Harbour cities as places of movement, immigration and emigration, as places of inclusion and exclusion, develop distinct modes of being that not only reflect different cultural traditions and political and social self-conceptions, but also contain economic potential and communicate how they see themselves as part of the larger structure that is “Europe”.

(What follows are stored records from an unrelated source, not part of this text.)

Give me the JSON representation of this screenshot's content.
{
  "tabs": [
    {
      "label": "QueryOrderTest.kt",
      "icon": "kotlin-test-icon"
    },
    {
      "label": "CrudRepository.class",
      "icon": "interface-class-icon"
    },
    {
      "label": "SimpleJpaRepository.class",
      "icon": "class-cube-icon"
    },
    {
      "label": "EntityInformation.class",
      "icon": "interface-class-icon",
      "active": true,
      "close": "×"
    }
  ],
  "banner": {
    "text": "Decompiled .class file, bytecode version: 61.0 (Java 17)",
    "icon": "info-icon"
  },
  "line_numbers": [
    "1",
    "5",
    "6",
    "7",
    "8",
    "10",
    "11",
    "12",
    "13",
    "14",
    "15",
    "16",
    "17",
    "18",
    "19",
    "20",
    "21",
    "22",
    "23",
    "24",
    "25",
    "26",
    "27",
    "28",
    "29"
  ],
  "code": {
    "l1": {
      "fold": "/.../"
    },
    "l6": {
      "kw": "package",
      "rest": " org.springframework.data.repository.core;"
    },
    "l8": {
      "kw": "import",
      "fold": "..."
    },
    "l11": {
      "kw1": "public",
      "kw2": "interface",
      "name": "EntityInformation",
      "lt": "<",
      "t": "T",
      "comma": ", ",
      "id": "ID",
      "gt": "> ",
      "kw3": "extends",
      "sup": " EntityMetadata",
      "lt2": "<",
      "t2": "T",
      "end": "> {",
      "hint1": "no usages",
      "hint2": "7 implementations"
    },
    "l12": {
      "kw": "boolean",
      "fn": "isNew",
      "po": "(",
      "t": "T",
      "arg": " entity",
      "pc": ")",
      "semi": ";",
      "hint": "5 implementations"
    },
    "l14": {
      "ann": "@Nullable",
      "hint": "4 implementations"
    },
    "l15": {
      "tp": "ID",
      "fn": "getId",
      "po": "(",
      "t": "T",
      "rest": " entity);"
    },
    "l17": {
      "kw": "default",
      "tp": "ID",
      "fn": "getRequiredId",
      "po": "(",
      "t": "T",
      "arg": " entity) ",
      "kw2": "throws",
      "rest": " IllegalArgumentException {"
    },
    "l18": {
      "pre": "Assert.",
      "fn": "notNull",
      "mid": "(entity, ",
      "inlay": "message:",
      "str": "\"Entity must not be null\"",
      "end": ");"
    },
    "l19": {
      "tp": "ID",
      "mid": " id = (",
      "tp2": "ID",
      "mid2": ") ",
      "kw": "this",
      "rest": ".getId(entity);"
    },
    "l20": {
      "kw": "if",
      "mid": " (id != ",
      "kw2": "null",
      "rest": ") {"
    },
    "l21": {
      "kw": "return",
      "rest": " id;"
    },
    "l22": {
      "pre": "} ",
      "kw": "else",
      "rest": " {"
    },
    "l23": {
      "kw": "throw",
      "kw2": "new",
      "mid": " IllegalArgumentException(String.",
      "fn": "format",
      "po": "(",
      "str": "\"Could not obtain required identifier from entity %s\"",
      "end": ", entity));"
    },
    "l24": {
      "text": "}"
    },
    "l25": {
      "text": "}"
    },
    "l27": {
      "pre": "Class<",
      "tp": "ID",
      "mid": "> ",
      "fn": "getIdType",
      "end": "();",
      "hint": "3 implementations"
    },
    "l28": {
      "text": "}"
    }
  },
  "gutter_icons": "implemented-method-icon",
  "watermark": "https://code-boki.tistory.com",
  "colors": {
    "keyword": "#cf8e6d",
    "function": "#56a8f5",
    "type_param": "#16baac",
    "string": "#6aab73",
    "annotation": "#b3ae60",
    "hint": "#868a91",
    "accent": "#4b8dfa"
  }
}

Gateways to the world or fortress Europe? Attached to harbour cities are all sorts of often contradictory metaphors that appear both to encourage movement and to restrict it. Local, national and global processes impose their mark on the development and self-understanding of this particular urban space. Rightly associated with informality, cosmopolitanism and adventure, European harbour cities also bear the traces of a darker past: of colonialism, slavery and penal regimes. In the twenty-first century, maritime memories are recycled for heritage as de-populated mega-ports arise in zones disconnected from harbour cities themselves. Made redundant by containerization, communities formerly dependent on port economies are replaced by a tertiary sector seeking the prestige and space of waterside locations. At the same time, harbours and their environs remain peripheral zones attracting those seeking out the shadows of surveillance society.
In advance of the Eurozine conference 2012 in Hamburg, entitled Arrivals/Departures: European harbour cities as places of migration, articles explored how European societies deal variously with the cultural legacy of the “harbour city”.
Read the conference report here.